Permits still haven’t been obtained, according to exiting investor Dentsu Aegis.
If there was any hope of Woodstock 50 happening in early August, this should extinguish that flame.
In legal filings today, former Woodstock 50 investor Dentsu Aegis bluntly explained why they removed nearly $18 million from the festival’s bank account.
Michael Lang, who’s heading the event, was pegged as a seriously incompetent organizer and the reason for the festival’s implosion. “Woodstock 50 LLC’s and Michael Lang’s misrepresentations, incompetence, and contractual breaches have made it impossible to produce a high-quality event that is safe and secure for concertgoers, artists, and staff,” Dentsu filed in a legal rebuttal against an injunction filed by Lang at the Supreme Court of the State of New York.
“The production company has quit, no permits have been issued, necessary roadwork has not begun, and there is no prospect for sufficient financing. As much as the parties might wish it otherwise, the festival contemplated by their agreement cannot happen and allowing it to go forward would only put the public at risk.”
If only Dentsu had been an investor in Fyre Festival — but that’s another story.
The retort follows an aggressive demand for legal injunction by Michael Lang, whose Woodstock Ventures was apparently shocked by Dentsu’s abrupt withdrawal. The injunction would force Dentsu to put its $17.8 million investment back into the festival bank account to allow preparations to resume.

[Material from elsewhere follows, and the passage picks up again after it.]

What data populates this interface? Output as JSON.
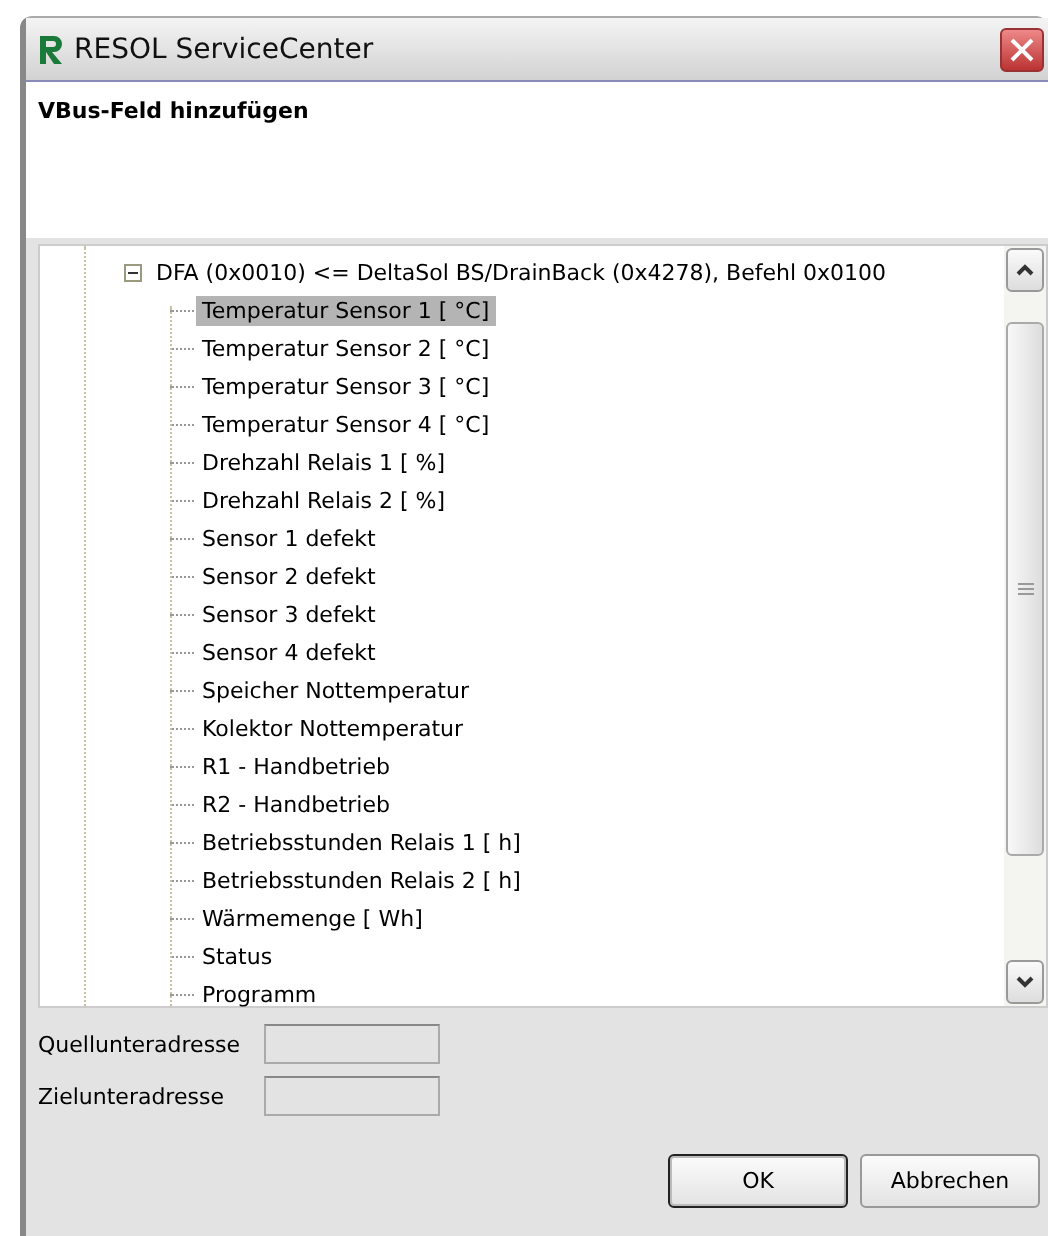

Lang’s Woodstock Ventures is represented by attorney Marc Kasowitz, who previously represented Donald Trump in 2017.
Amazingly, Dentsu, which coordinated its investment through Amplifi Live, claimed that Lang still hasn’t secured the necessary land-use permits. They claim Lang misrepresented the size of the festival by projecting attendance of 150,000, while production company Superfly estimated the safe capacity at 75,000.

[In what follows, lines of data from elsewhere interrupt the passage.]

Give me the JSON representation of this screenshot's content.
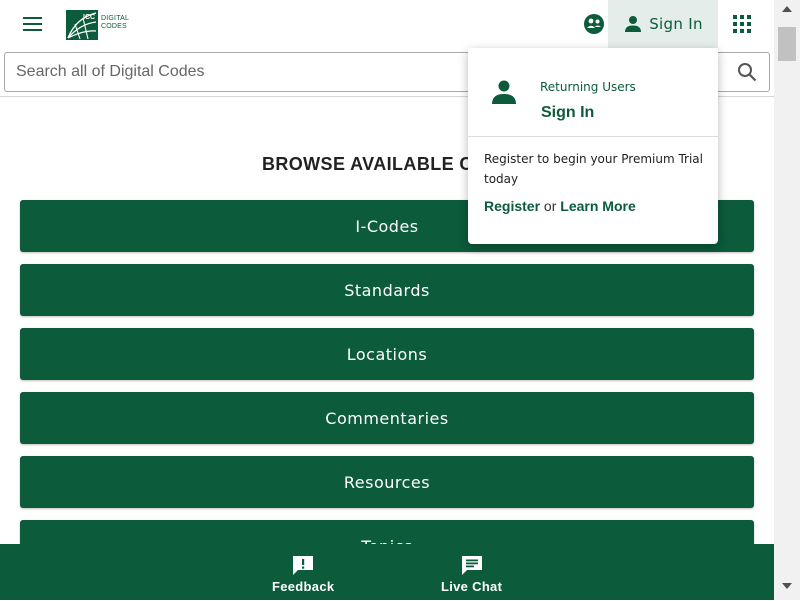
{
  "header": {
    "logo_line1": "DIGITAL",
    "logo_line2": "CODES",
    "logo_mark_text": "ICC",
    "signin_label": "Sign In",
    "icons": {
      "menu": "hamburger-menu-icon",
      "community": "community-icon",
      "user": "person-icon",
      "apps": "apps-grid-icon"
    }
  },
  "search": {
    "placeholder": "Search all of Digital Codes",
    "value": "",
    "icon": "search-icon"
  },
  "main": {
    "title": "BROWSE AVAILABLE CONT",
    "categories": [
      {
        "label": "I-Codes"
      },
      {
        "label": "Standards"
      },
      {
        "label": "Locations"
      },
      {
        "label": "Commentaries"
      },
      {
        "label": "Resources"
      },
      {
        "label": "Topics"
      }
    ]
  },
  "dropdown": {
    "returning_label": "Returning Users",
    "signin_link": "Sign In",
    "register_text": "Register to begin your Premium Trial today",
    "register_link": "Register",
    "or_text": "or",
    "learn_more_link": "Learn More"
  },
  "bottom_bar": {
    "feedback_label": "Feedback",
    "livechat_label": "Live Chat"
  },
  "colors": {
    "brand_green": "#0c5b3b",
    "signin_bg": "#e4ede9"
  }
}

In fact, Superfly issued multiple warnings on the capacity concerns, while demanding pare-downs to make the festival feasible. Around that time, Digital Music News sniffed a disaster ahead — and called the festival’s crash. But maybe that was obvious to anyone involved with the event.
Superfly ultimately quit the event shortly after Dentsu pulled its funds, making it doubly difficult to pull this disaster back together. But Dentsu says that Lang has no legal basis to demand an injunction, especially given the sorry state of preparations so far.
Aside from the missing permits, Dentsu says the event wouldn’t be safe for fans, and a three-stage layout is simply unfeasible.
Kasowitz said that regardless of Dentsu’s feelings on the festival’s readiness, it has no legal authority to pull its cash.
“While Dentsu has used its filing to sling mud, nothing in its court papers changes the fact that Dentsu has no right under its agreement with Woodstock 50 to either cancel the Festival or abscond with nearly $18 million of the Festival’s money,” Kasowitz said.
“We look forward to addressing that in court this [Monday] afternoon.”
Kasowitz has also argued that the reason permits remain outstanding is that Dentsu pulled its funds. The pullout made it impossible to post the bond required for the land-use permit, setting up a disastrous catch-22.
Meanwhile, the clock is ticking.
The event, slated for August 16-18th at Watkins Glen International speedway, is in a sorry state of affairs. Tickets are still unavailable for purchase, though Lang has kept the fire alive on the Woodstock 50 site. Still, any forced reconciliation is unlikely to produce a memorable event, and high-profile artists like Jay-Z, Janelle Monae, and Imagine Dragons may be off the hook legally.